■ **TASK DETAILS**:
Copy all lines in the material holding the string "input".

══ INFORMATION GIVEN

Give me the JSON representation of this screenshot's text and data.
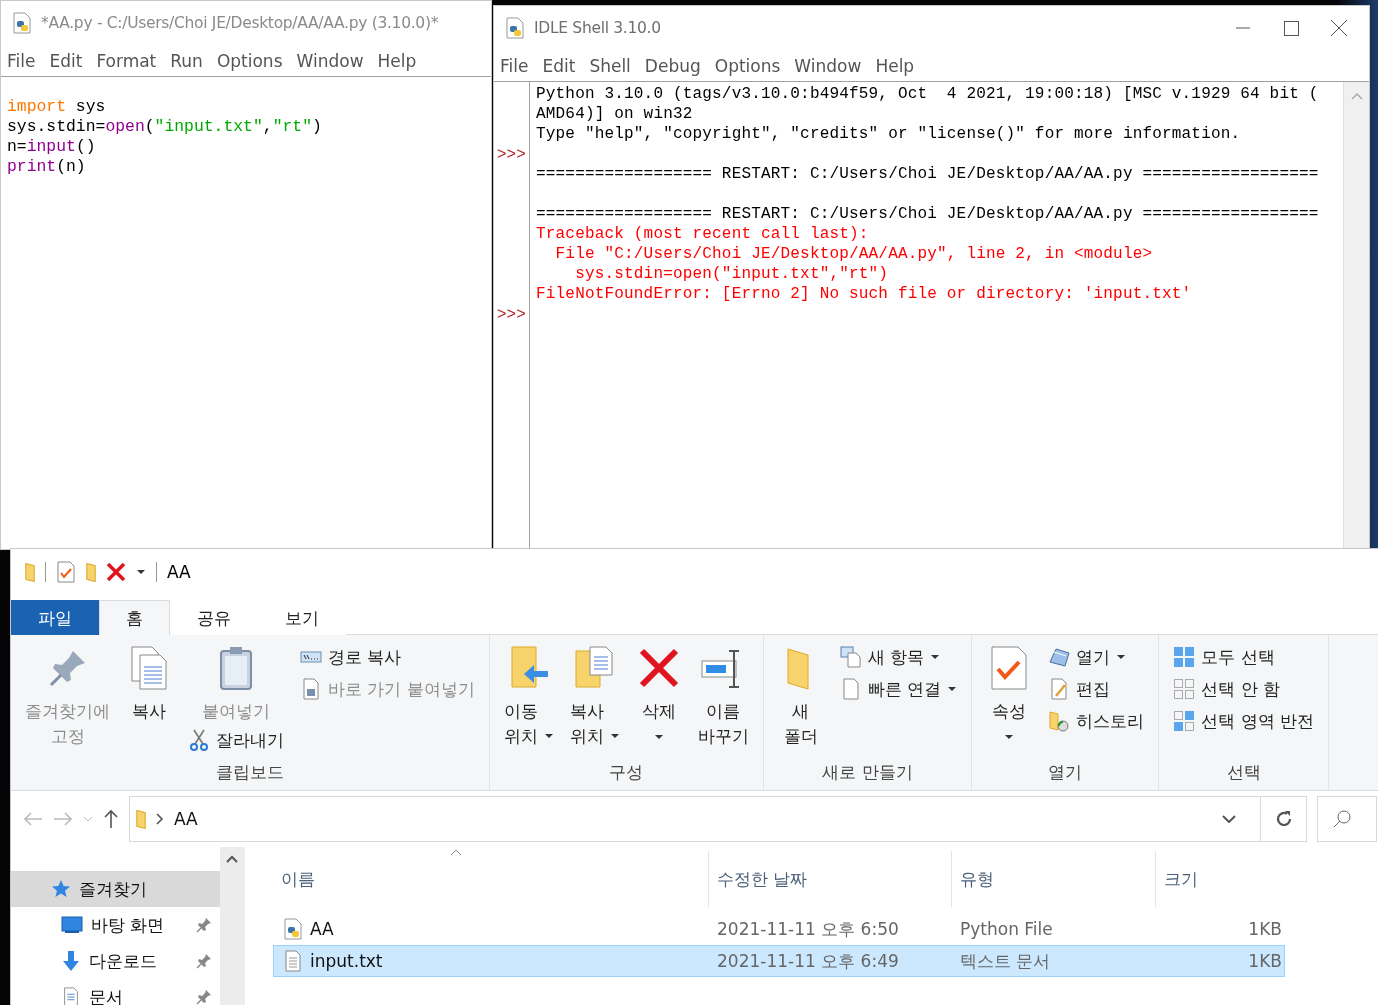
{
  "editor": {
    "title": "*AA.py - C:/Users/Choi JE/Desktop/AA/AA.py (3.10.0)*",
    "menu": [
      "File",
      "Edit",
      "Format",
      "Run",
      "Options",
      "Window",
      "Help"
    ],
    "code": [
      [
        {
          "kind": "keyword",
          "text": "import"
        },
        {
          "kind": "plain",
          "text": " sys"
        }
      ],
      [
        {
          "kind": "plain",
          "text": "sys.stdin="
        },
        {
          "kind": "builtin",
          "text": "open"
        },
        {
          "kind": "plain",
          "text": "("
        },
        {
          "kind": "string",
          "text": "\"input.txt\""
        },
        {
          "kind": "plain",
          "text": ","
        },
        {
          "kind": "string",
          "text": "\"rt\""
        },
        {
          "kind": "plain",
          "text": ")"
        }
      ],
      [
        {
          "kind": "plain",
          "text": "n="
        },
        {
          "kind": "builtin",
          "text": "input"
        },
        {
          "kind": "plain",
          "text": "()"
        }
      ],
      [
        {
          "kind": "builtin",
          "text": "print"
        },
        {
          "kind": "plain",
          "text": "(n)"
        }
      ]
    ]
  },
  "shell": {
    "title": "IDLE Shell 3.10.0",
    "menu": [
      "File",
      "Edit",
      "Shell",
      "Debug",
      "Options",
      "Window",
      "Help"
    ],
    "lines": [
      {
        "kind": "output",
        "text": "Python 3.10.0 (tags/v3.10.0:b494f59, Oct  4 2021, 19:00:18) [MSC v.1929 64 bit ("
      },
      {
        "kind": "output",
        "text": "AMD64)] on win32"
      },
      {
        "kind": "output",
        "text": "Type \"help\", \"copyright\", \"credits\" or \"license()\" for more information."
      },
      {
        "kind": "blank",
        "prompt": ">>>"
      },
      {
        "kind": "output",
        "text": "================== RESTART: C:/Users/Choi JE/Desktop/AA/AA.py =================="
      },
      {
        "kind": "blank"
      },
      {
        "kind": "output",
        "text": "================== RESTART: C:/Users/Choi JE/Desktop/AA/AA.py =================="
      },
      {
        "kind": "error",
        "text": "Traceback (most recent call last):"
      },
      {
        "kind": "error",
        "text": "  File \"C:/Users/Choi JE/Desktop/AA/AA.py\", line 2, in <module>"
      },
      {
        "kind": "error",
        "text": "    sys.stdin=open(\"input.txt\",\"rt\")"
      },
      {
        "kind": "error",
        "text": "FileNotFoundError: [Errno 2] No such file or directory: 'input.txt'"
      },
      {
        "kind": "blank",
        "prompt": ">>>"
      }
    ]
  },
  "explorer": {
    "title": "AA",
    "tabs": [
      {
        "label": "파일",
        "kind": "file",
        "selected": false
      },
      {
        "label": "홈",
        "kind": "tab",
        "selected": true
      },
      {
        "label": "공유",
        "kind": "tab",
        "selected": false
      },
      {
        "label": "보기",
        "kind": "tab",
        "selected": false
      }
    ],
    "ribbon": [
      {
        "label": "클립보드",
        "columns": [
          [
            {
              "kind": "large",
              "label": "즐겨찾기에\n고정",
              "disabled": true
            }
          ],
          [
            {
              "kind": "large",
              "label": "복사",
              "disabled": false
            }
          ],
          [
            {
              "kind": "large",
              "label": "붙여넣기",
              "disabled": true
            },
            {
              "kind": "small",
              "label": "잘라내기",
              "disabled": false
            }
          ],
          [
            {
              "kind": "small",
              "label": "경로 복사",
              "disabled": false
            },
            {
              "kind": "small",
              "label": "바로 가기 붙여넣기",
              "disabled": true
            }
          ]
        ]
      },
      {
        "label": "구성",
        "columns": [
          [
            {
              "kind": "large",
              "label": "이동\n위치",
              "dropdown": true
            }
          ],
          [
            {
              "kind": "large",
              "label": "복사\n위치",
              "dropdown": true
            }
          ],
          [
            {
              "kind": "large",
              "label": "삭제",
              "dropdown": true
            }
          ],
          [
            {
              "kind": "large",
              "label": "이름\n바꾸기"
            }
          ]
        ]
      },
      {
        "label": "새로 만들기",
        "columns": [
          [
            {
              "kind": "large",
              "label": "새\n폴더"
            }
          ],
          [
            {
              "kind": "small",
              "label": "새 항목",
              "dropdown": true
            },
            {
              "kind": "small",
              "label": "빠른 연결",
              "dropdown": true
            }
          ]
        ]
      },
      {
        "label": "열기",
        "columns": [
          [
            {
              "kind": "large",
              "label": "속성",
              "dropdown": true
            }
          ],
          [
            {
              "kind": "small",
              "label": "열기",
              "dropdown": true
            },
            {
              "kind": "small",
              "label": "편집"
            },
            {
              "kind": "small",
              "label": "히스토리"
            }
          ]
        ]
      },
      {
        "label": "선택",
        "columns": [
          [
            {
              "kind": "small",
              "label": "모두 선택"
            },
            {
              "kind": "small",
              "label": "선택 안 함"
            },
            {
              "kind": "small",
              "label": "선택 영역 반전"
            }
          ]
        ]
      }
    ],
    "address": [
      "AA"
    ],
    "nav": [
      {
        "label": "즐겨찾기",
        "kind": "group",
        "selected": true
      },
      {
        "label": "바탕 화면",
        "kind": "desktop",
        "pinned": true,
        "selected": false
      },
      {
        "label": "다운로드",
        "kind": "download",
        "pinned": true,
        "selected": false
      },
      {
        "label": "문서",
        "kind": "document",
        "pinned": true,
        "selected": false
      }
    ],
    "columns": [
      "이름",
      "수정한 날짜",
      "유형",
      "크기"
    ],
    "files": [
      {
        "name": "AA",
        "date": "2021-11-11 오후 6:50",
        "type": "Python File",
        "size": "1KB",
        "kind": "python",
        "selected": false
      },
      {
        "name": "input.txt",
        "date": "2021-11-11 오후 6:49",
        "type": "텍스트 문서",
        "size": "1KB",
        "kind": "text",
        "selected": true
      }
    ]
  }
}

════

■ **SOLVED EXERCISE**:
          "text": "\"input.txt\""
          "text": "input"
        "text": "    sys.stdin=open(\"input.txt\",\"rt\")"
        "text": "FileNotFoundError: [Errno 2] No such file or directory: 'input.txt'"
        "name": "input.txt",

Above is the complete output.